- TASK STATEMENT
Write the records out again without change. Leave the pictures behind.

- ENTRIES SUPPLIED
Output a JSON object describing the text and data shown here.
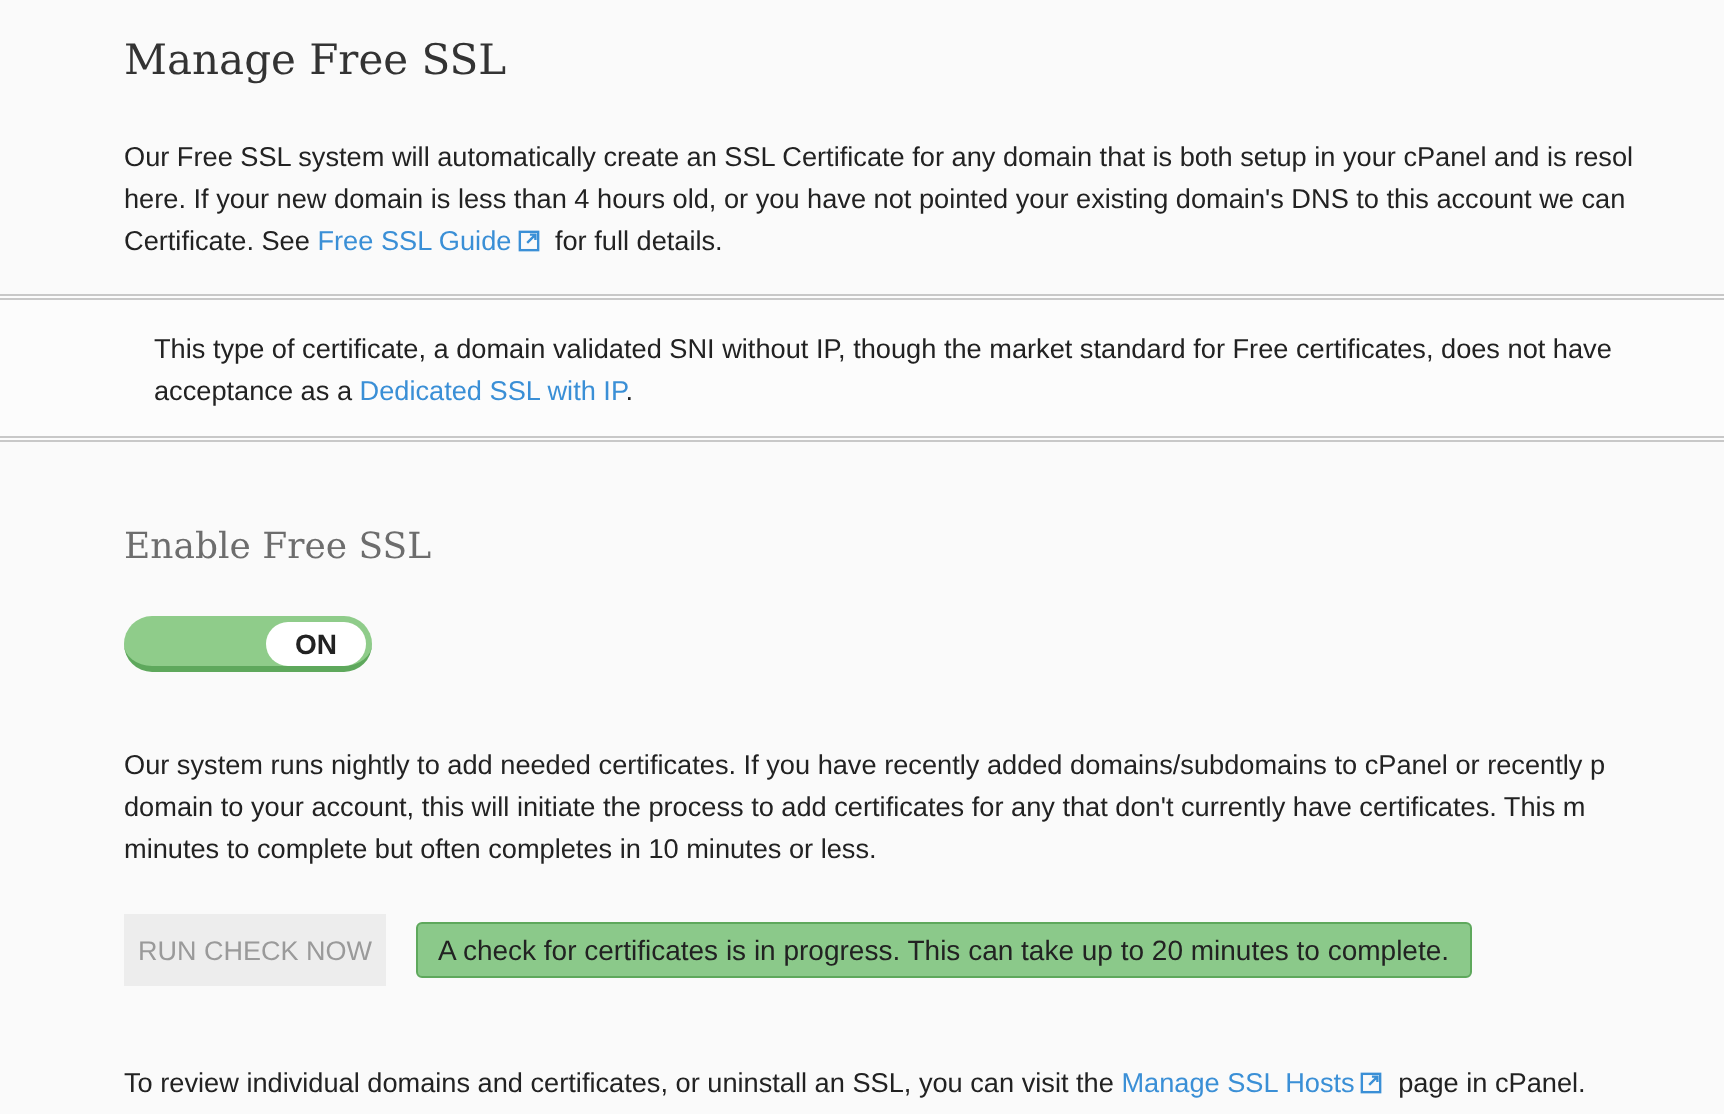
{
  "title": "Manage Free SSL",
  "intro": [
    [
      {
        "kind": "text",
        "text": "Our Free SSL system will automatically create an SSL Certificate for any domain that is both setup in your cPanel and is resol"
      }
    ],
    [
      {
        "kind": "text",
        "text": "here. If your new domain is less than 4 hours old, or you have not pointed your existing domain's DNS to this account we can"
      }
    ],
    [
      {
        "kind": "text",
        "text": "Certificate. See "
      },
      {
        "kind": "link",
        "text": "Free SSL Guide"
      },
      {
        "kind": "text",
        "text": " for full details."
      }
    ]
  ],
  "notice": [
    [
      {
        "kind": "text",
        "text": "This type of certificate, a domain validated SNI without IP, though the market standard for Free certificates, does not have"
      }
    ],
    [
      {
        "kind": "text",
        "text": "acceptance as a "
      },
      {
        "kind": "link",
        "text": "Dedicated SSL with IP"
      },
      {
        "kind": "text",
        "text": "."
      }
    ]
  ],
  "enable_heading": "Enable Free SSL",
  "toggle": {
    "label": "ON",
    "on": true
  },
  "nightly": [
    [
      {
        "kind": "text",
        "text": "Our system runs nightly to add needed certificates. If you have recently added domains/subdomains to cPanel or recently p"
      }
    ],
    [
      {
        "kind": "text",
        "text": "domain to your account, this will initiate the process to add certificates for any that don't currently have certificates. This m"
      }
    ],
    [
      {
        "kind": "text",
        "text": "minutes to complete but often completes in 10 minutes or less."
      }
    ]
  ],
  "run_button": {
    "label": "RUN CHECK NOW",
    "disabled": true
  },
  "alert": "A check for certificates is in progress. This can take up to 20 minutes to complete.",
  "footer": [
    [
      {
        "kind": "text",
        "text": "To review individual domains and certificates, or uninstall an SSL, you can visit the "
      },
      {
        "kind": "link",
        "text": "Manage SSL Hosts"
      },
      {
        "kind": "text",
        "text": " page in cPanel."
      }
    ]
  ]
}
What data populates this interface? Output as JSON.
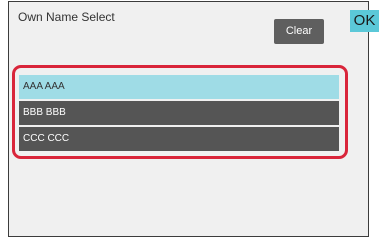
{
  "window": {
    "title": "Own Name Select"
  },
  "toolbar": {
    "clear_label": "Clear",
    "ok_label": "OK"
  },
  "name_list": {
    "items": [
      {
        "label": "AAA AAA",
        "selected": true
      },
      {
        "label": "BBB BBB",
        "selected": false
      },
      {
        "label": "CCC CCC",
        "selected": false
      }
    ]
  },
  "colors": {
    "selected_row": "#9fdce6",
    "row": "#555555",
    "ok_button": "#5bc8d8",
    "highlight_border": "#d9253a"
  }
}
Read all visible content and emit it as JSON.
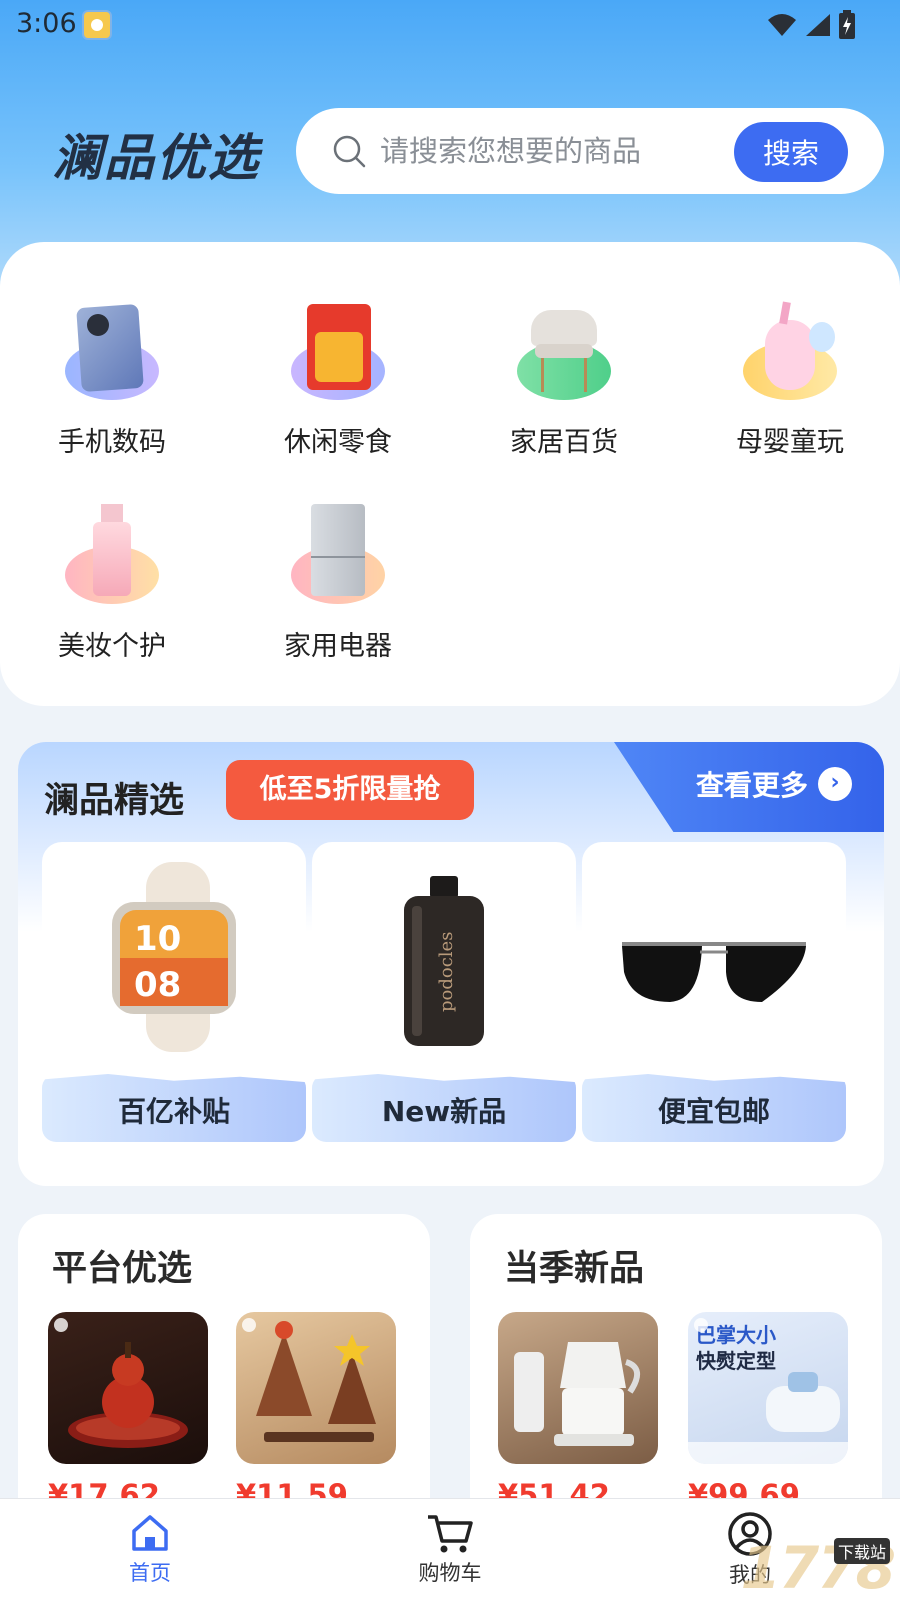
{
  "status_bar": {
    "time": "3:06"
  },
  "header": {
    "brand": "澜品优选",
    "search_placeholder": "请搜索您想要的商品",
    "search_button": "搜索"
  },
  "categories": [
    {
      "label": "手机数码",
      "icon": "phone-icon"
    },
    {
      "label": "休闲零食",
      "icon": "snack-icon"
    },
    {
      "label": "家居百货",
      "icon": "chair-icon"
    },
    {
      "label": "母婴童玩",
      "icon": "unicorn-toy-icon"
    },
    {
      "label": "美妆个护",
      "icon": "cosmetics-bottle-icon"
    },
    {
      "label": "家用电器",
      "icon": "fridge-icon"
    }
  ],
  "featured": {
    "title": "澜品精选",
    "badge": "低至5折限量抢",
    "more": "查看更多",
    "products": [
      {
        "label": "百亿补贴",
        "image": "smartwatch-image"
      },
      {
        "label": "New新品",
        "image": "perfume-bottle-image"
      },
      {
        "label": "便宜包邮",
        "image": "sunglasses-image"
      }
    ]
  },
  "platform_picks": {
    "title": "平台优选",
    "items": [
      {
        "price": "¥17.62",
        "image": "gourd-ornament-image"
      },
      {
        "price": "¥11.59",
        "image": "wooden-tree-ornament-image"
      }
    ]
  },
  "seasonal_new": {
    "title": "当季新品",
    "items": [
      {
        "price": "¥51.42",
        "image": "coffee-maker-image"
      },
      {
        "price": "¥99.69",
        "image": "steam-iron-image",
        "overlay_title": "巴掌大小",
        "overlay_subtitle": "快熨定型"
      }
    ]
  },
  "tab_bar": {
    "tabs": [
      {
        "label": "首页",
        "icon": "home-icon",
        "active": true
      },
      {
        "label": "购物车",
        "icon": "cart-icon",
        "active": false
      },
      {
        "label": "我的",
        "icon": "profile-icon",
        "active": false
      }
    ]
  },
  "watermark": {
    "text": "1778",
    "tag": "下载站"
  },
  "colors": {
    "accent": "#3d6cf2",
    "badge": "#f45a3f",
    "price": "#f03b2e"
  }
}
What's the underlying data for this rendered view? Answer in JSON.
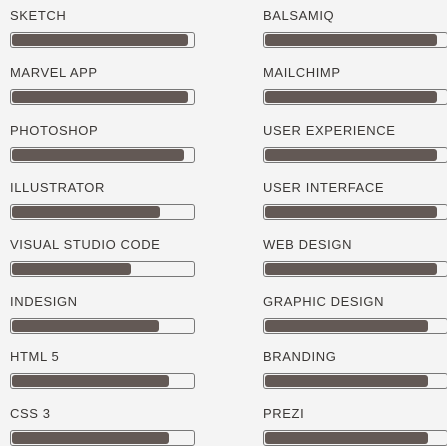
{
  "skills_left": [
    {
      "label": "SKETCH",
      "level": 0.97
    },
    {
      "label": "MARVEL APP",
      "level": 0.97
    },
    {
      "label": "PHOTOSHOP",
      "level": 0.95
    },
    {
      "label": "ILLUSTRATOR",
      "level": 0.82
    },
    {
      "label": "VISUAL STUDIO CODE",
      "level": 0.66
    },
    {
      "label": "INDESIGN",
      "level": 0.81
    },
    {
      "label": "HTML 5",
      "level": 0.87
    },
    {
      "label": "CSS 3",
      "level": 0.87
    }
  ],
  "skills_right": [
    {
      "label": "BALSAMIQ",
      "level": 0.95
    },
    {
      "label": "MAILCHIMP",
      "level": 0.95
    },
    {
      "label": "USER EXPERIENCE",
      "level": 0.95
    },
    {
      "label": "USER INTERFACE",
      "level": 0.95
    },
    {
      "label": "WEB DESIGN",
      "level": 0.95
    },
    {
      "label": "GRAPHIC DESIGN",
      "level": 0.9
    },
    {
      "label": "BRANDING",
      "level": 0.9
    },
    {
      "label": "PREZI",
      "level": 0.9
    }
  ],
  "colors": {
    "fill": "#635955",
    "track_border": "#777777",
    "text": "#3a3735"
  }
}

- EXERCISE RESULT
Output a JSON object describing the text and data shown here.
{
  "title": "Manage Free SSL",
  "intro": [
    [
      {
        "kind": "text",
        "text": "Our Free SSL system will automatically create an SSL Certificate for any domain that is both setup in your cPanel and is resol"
      }
    ],
    [
      {
        "kind": "text",
        "text": "here. If your new domain is less than 4 hours old, or you have not pointed your existing domain's DNS to this account we can"
      }
    ],
    [
      {
        "kind": "text",
        "text": "Certificate. See "
      },
      {
        "kind": "link",
        "text": "Free SSL Guide"
      },
      {
        "kind": "text",
        "text": " for full details."
      }
    ]
  ],
  "notice": [
    [
      {
        "kind": "text",
        "text": "This type of certificate, a domain validated SNI without IP, though the market standard for Free certificates, does not have"
      }
    ],
    [
      {
        "kind": "text",
        "text": "acceptance as a "
      },
      {
        "kind": "link",
        "text": "Dedicated SSL with IP"
      },
      {
        "kind": "text",
        "text": "."
      }
    ]
  ],
  "enable_heading": "Enable Free SSL",
  "toggle": {
    "label": "ON",
    "on": true
  },
  "nightly": [
    [
      {
        "kind": "text",
        "text": "Our system runs nightly to add needed certificates. If you have recently added domains/subdomains to cPanel or recently p"
      }
    ],
    [
      {
        "kind": "text",
        "text": "domain to your account, this will initiate the process to add certificates for any that don't currently have certificates. This m"
      }
    ],
    [
      {
        "kind": "text",
        "text": "minutes to complete but often completes in 10 minutes or less."
      }
    ]
  ],
  "run_button": {
    "label": "RUN CHECK NOW",
    "disabled": true
  },
  "alert": "A check for certificates is in progress. This can take up to 20 minutes to complete.",
  "footer": [
    [
      {
        "kind": "text",
        "text": "To review individual domains and certificates, or uninstall an SSL, you can visit the "
      },
      {
        "kind": "link",
        "text": "Manage SSL Hosts"
      },
      {
        "kind": "text",
        "text": " page in cPanel."
      }
    ]
  ]
}
What data populates this interface? Output as JSON.
{
  "window": {
    "title": "Own Name Select"
  },
  "toolbar": {
    "clear_label": "Clear",
    "ok_label": "OK"
  },
  "name_list": {
    "items": [
      {
        "label": "AAA AAA",
        "selected": true
      },
      {
        "label": "BBB BBB",
        "selected": false
      },
      {
        "label": "CCC CCC",
        "selected": false
      }
    ]
  },
  "colors": {
    "selected_row": "#9fdce6",
    "row": "#555555",
    "ok_button": "#5bc8d8",
    "highlight_border": "#d9253a"
  }
}
Read all visible content and emit it as JSON.
{
  "status_bar": {
    "time": "3:06"
  },
  "header": {
    "brand": "澜品优选",
    "search_placeholder": "请搜索您想要的商品",
    "search_button": "搜索"
  },
  "categories": [
    {
      "label": "手机数码",
      "icon": "phone-icon"
    },
    {
      "label": "休闲零食",
      "icon": "snack-icon"
    },
    {
      "label": "家居百货",
      "icon": "chair-icon"
    },
    {
      "label": "母婴童玩",
      "icon": "unicorn-toy-icon"
    },
    {
      "label": "美妆个护",
      "icon": "cosmetics-bottle-icon"
    },
    {
      "label": "家用电器",
      "icon": "fridge-icon"
    }
  ],
  "featured": {
    "title": "澜品精选",
    "badge": "低至5折限量抢",
    "more": "查看更多",
    "products": [
      {
        "label": "百亿补贴",
        "image": "smartwatch-image"
      },
      {
        "label": "New新品",
        "image": "perfume-bottle-image"
      },
      {
        "label": "便宜包邮",
        "image": "sunglasses-image"
      }
    ]
  },
  "platform_picks": {
    "title": "平台优选",
    "items": [
      {
        "price": "¥17.62",
        "image": "gourd-ornament-image"
      },
      {
        "price": "¥11.59",
        "image": "wooden-tree-ornament-image"
      }
    ]
  },
  "seasonal_new": {
    "title": "当季新品",
    "items": [
      {
        "price": "¥51.42",
        "image": "coffee-maker-image"
      },
      {
        "price": "¥99.69",
        "image": "steam-iron-image",
        "overlay_title": "巴掌大小",
        "overlay_subtitle": "快熨定型"
      }
    ]
  },
  "tab_bar": {
    "tabs": [
      {
        "label": "首页",
        "icon": "home-icon",
        "active": true
      },
      {
        "label": "购物车",
        "icon": "cart-icon",
        "active": false
      },
      {
        "label": "我的",
        "icon": "profile-icon",
        "active": false
      }
    ]
  },
  "watermark": {
    "text": "1778",
    "tag": "下载站"
  },
  "colors": {
    "accent": "#3d6cf2",
    "badge": "#f45a3f",
    "price": "#f03b2e"
  }
}
What's the underlying data for this rendered view? Answer in JSON.
{
  "skills_left": [
    {
      "label": "SKETCH",
      "level": 0.97
    },
    {
      "label": "MARVEL APP",
      "level": 0.97
    },
    {
      "label": "PHOTOSHOP",
      "level": 0.95
    },
    {
      "label": "ILLUSTRATOR",
      "level": 0.82
    },
    {
      "label": "VISUAL STUDIO CODE",
      "level": 0.66
    },
    {
      "label": "INDESIGN",
      "level": 0.81
    },
    {
      "label": "HTML 5",
      "level": 0.87
    },
    {
      "label": "CSS 3",
      "level": 0.87
    }
  ],
  "skills_right": [
    {
      "label": "BALSAMIQ",
      "level": 0.95
    },
    {
      "label": "MAILCHIMP",
      "level": 0.95
    },
    {
      "label": "USER EXPERIENCE",
      "level": 0.95
    },
    {
      "label": "USER INTERFACE",
      "level": 0.95
    },
    {
      "label": "WEB DESIGN",
      "level": 0.95
    },
    {
      "label": "GRAPHIC DESIGN",
      "level": 0.9
    },
    {
      "label": "BRANDING",
      "level": 0.9
    },
    {
      "label": "PREZI",
      "level": 0.9
    }
  ],
  "colors": {
    "fill": "#635955",
    "track_border": "#777777",
    "text": "#3a3735"
  }
}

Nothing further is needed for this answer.